For a larger room(domestic house rooms of course), say 19x24x9, you might consider doing more absorbtion around the front and front/sidewalls for acoustic treatment in various places, but maintaining diffusive/reflective treatment(or elements) along the back/sides and back of the room...treating front reflection spots with more absorbtion than in a small room. Of course, you'll need to consider the overall reverb and balance of the room, and you're ear will be the final determining factor. Considering a "medium sized room", you'll have to balance somewhere "in the middle" of the above two scenarios.
Still, ofcourse, there's a lot more to it. But I think if you experiment, you'll find what I mentioned about right for most peoples taste.
F.Alton Everest's "master handbook of Acoustics" states(along with a bunch of other acoustic publishings) that "many professional acoustic engineers will even dissagree as to what exactly is the best overall reverberation times, and approaches to treating listening rooms", and that "tastes differ!"....it's like anything else really. But, experiement around with the stuff if you will, and you'll get an idea yourself.

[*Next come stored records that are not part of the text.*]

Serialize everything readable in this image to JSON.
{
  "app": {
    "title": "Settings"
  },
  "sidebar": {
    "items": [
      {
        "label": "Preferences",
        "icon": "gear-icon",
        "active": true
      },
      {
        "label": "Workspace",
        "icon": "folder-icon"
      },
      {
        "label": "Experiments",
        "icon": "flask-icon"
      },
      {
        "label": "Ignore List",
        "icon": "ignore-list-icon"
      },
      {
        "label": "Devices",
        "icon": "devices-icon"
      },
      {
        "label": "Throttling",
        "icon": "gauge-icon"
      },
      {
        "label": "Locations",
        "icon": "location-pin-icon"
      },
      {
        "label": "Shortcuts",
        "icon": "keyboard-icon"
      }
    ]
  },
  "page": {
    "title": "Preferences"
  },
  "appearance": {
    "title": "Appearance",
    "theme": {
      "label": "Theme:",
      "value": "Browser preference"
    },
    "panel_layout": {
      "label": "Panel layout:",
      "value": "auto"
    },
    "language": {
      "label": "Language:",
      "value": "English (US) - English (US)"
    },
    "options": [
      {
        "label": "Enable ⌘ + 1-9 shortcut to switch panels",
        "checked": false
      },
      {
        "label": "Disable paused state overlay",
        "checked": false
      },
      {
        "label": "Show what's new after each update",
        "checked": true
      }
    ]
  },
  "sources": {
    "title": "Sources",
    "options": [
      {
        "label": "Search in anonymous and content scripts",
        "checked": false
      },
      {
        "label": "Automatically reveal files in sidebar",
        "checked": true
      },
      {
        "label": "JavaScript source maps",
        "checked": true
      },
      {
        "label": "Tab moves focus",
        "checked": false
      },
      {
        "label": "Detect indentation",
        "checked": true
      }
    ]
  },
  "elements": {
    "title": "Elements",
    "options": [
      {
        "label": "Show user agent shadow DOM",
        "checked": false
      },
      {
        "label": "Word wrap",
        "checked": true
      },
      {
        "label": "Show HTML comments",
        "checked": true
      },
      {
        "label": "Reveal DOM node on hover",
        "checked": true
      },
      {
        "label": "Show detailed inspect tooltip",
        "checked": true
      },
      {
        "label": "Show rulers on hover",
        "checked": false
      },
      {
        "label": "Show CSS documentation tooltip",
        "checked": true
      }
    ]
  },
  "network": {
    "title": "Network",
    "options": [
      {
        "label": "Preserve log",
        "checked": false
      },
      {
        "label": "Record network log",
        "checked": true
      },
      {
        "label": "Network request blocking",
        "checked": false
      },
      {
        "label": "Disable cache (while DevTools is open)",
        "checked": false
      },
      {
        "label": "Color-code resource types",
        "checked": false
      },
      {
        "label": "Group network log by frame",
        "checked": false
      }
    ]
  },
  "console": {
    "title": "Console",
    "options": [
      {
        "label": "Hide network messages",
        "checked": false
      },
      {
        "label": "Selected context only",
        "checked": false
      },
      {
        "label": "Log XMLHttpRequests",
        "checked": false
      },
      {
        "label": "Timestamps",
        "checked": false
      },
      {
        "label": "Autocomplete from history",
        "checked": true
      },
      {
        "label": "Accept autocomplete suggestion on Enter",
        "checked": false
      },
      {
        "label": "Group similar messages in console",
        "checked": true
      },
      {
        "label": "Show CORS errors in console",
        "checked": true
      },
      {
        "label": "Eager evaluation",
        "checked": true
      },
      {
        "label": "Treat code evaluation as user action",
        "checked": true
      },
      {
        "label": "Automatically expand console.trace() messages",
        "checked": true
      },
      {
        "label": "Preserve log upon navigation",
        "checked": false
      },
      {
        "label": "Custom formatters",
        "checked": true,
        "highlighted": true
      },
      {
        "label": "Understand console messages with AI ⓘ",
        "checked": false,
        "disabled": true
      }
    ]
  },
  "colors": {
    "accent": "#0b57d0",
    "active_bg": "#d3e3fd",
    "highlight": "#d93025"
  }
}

One more word to consider here, and that's that different speaker systems do diffent in differnt acoustical environment perceptually! For instance, Horn speakers, some THX designs, bipols/dipols and say planar or electrostatic speakers will possbily require different room acoustic treatment approaches! where there's more "dirrect" radiated sound patterns you'll "less of the room reflections early" But where there's more "back wave" sound distibution, you might find you need more "reflection and diffusion" around the room to give a proper sound from that kind of speaker system. So there's no "one best" room acoustic treatment approach in all pertinent aspects...YOU GOTTA EXPERIMENT IN YOUR ROOM WITH YOUR GEAR!...and for your own tastes.(hint, no two recording studio's are alike either!) For that matter no two audio systems are usually alike, and there's an infinite varriety of domestic house rooms out there as well.
You can check out some helful acoustic websites(which you'll have to dig up yourself...but they're there) to figure out room modes, reverberation RT60 times, even plot potential room acoustics treatment approaches.
Still, there's no replacment for the "professional" when it comes to "doing this acoustics stuff right!" If you need it done right the first time, you can always call the professionals! Rivesaudio.com is one to consult if you need someone to contact online for acoustics help.
Otherwise, have fun and good luck with your endevore
Hope this helps
Wow... 10 priceless advices in less than two nights. Thanks guys. I think I kind of know which way I should try. Thanks again.